ACTION ITEM:
Could you restate every record below word for word?

ENTRIES PROVIDED:
+--
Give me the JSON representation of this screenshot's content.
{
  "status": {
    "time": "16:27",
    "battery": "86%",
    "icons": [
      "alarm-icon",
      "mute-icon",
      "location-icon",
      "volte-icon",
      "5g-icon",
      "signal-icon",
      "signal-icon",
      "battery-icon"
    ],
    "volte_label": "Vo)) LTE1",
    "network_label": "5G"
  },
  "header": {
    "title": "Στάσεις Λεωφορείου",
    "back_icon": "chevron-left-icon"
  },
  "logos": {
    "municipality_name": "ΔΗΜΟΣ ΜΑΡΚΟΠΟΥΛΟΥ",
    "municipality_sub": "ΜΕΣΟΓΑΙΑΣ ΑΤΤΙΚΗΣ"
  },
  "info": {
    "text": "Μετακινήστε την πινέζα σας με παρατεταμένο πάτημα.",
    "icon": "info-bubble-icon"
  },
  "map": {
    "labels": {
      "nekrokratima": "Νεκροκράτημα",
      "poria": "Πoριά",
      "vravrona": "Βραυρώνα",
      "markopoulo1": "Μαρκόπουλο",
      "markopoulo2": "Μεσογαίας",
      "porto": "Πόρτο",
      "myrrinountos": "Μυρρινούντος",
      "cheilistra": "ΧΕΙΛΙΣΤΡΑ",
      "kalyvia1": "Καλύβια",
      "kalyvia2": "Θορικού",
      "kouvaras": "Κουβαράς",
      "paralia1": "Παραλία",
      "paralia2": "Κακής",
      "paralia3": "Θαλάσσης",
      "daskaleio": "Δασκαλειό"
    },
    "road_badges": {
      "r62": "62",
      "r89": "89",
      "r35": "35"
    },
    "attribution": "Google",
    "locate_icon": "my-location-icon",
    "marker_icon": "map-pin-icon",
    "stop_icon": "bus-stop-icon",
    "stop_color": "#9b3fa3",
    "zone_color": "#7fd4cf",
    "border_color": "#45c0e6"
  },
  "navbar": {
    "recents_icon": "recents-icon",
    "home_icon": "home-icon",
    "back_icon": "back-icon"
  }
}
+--
RESULT FOR THIS TASK:
Give me the JSON representation of this screenshot's content.
{
  "status": {
    "time": "16:27",
    "battery": "86%",
    "icons": [
      "alarm-icon",
      "mute-icon",
      "location-icon",
      "volte-icon",
      "5g-icon",
      "signal-icon",
      "signal-icon",
      "battery-icon"
    ],
    "volte_label": "Vo)) LTE1",
    "network_label": "5G"
  },
  "header": {
    "title": "Στάσεις Λεωφορείου",
    "back_icon": "chevron-left-icon"
  },
  "logos": {
    "municipality_name": "ΔΗΜΟΣ ΜΑΡΚΟΠΟΥΛΟΥ",
    "municipality_sub": "ΜΕΣΟΓΑΙΑΣ ΑΤΤΙΚΗΣ"
  },
  "info": {
    "text": "Μετακινήστε την πινέζα σας με παρατεταμένο πάτημα.",
    "icon": "info-bubble-icon"
  },
  "map": {
    "labels": {
      "nekrokratima": "Νεκροκράτημα",
      "poria": "Πoριά",
      "vravrona": "Βραυρώνα",
      "markopoulo1": "Μαρκόπουλο",
      "markopoulo2": "Μεσογαίας",
      "porto": "Πόρτο",
      "myrrinountos": "Μυρρινούντος",
      "cheilistra": "ΧΕΙΛΙΣΤΡΑ",
      "kalyvia1": "Καλύβια",
      "kalyvia2": "Θορικού",
      "kouvaras": "Κουβαράς",
      "paralia1": "Παραλία",
      "paralia2": "Κακής",
      "paralia3": "Θαλάσσης",
      "daskaleio": "Δασκαλειό"
    },
    "road_badges": {
      "r62": "62",
      "r89": "89",
      "r35": "35"
    },
    "attribution": "Google",
    "locate_icon": "my-location-icon",
    "marker_icon": "map-pin-icon",
    "stop_icon": "bus-stop-icon",
    "stop_color": "#9b3fa3",
    "zone_color": "#7fd4cf",
    "border_color": "#45c0e6"
  },
  "navbar": {
    "recents_icon": "recents-icon",
    "home_icon": "home-icon",
    "back_icon": "back-icon"
  }
}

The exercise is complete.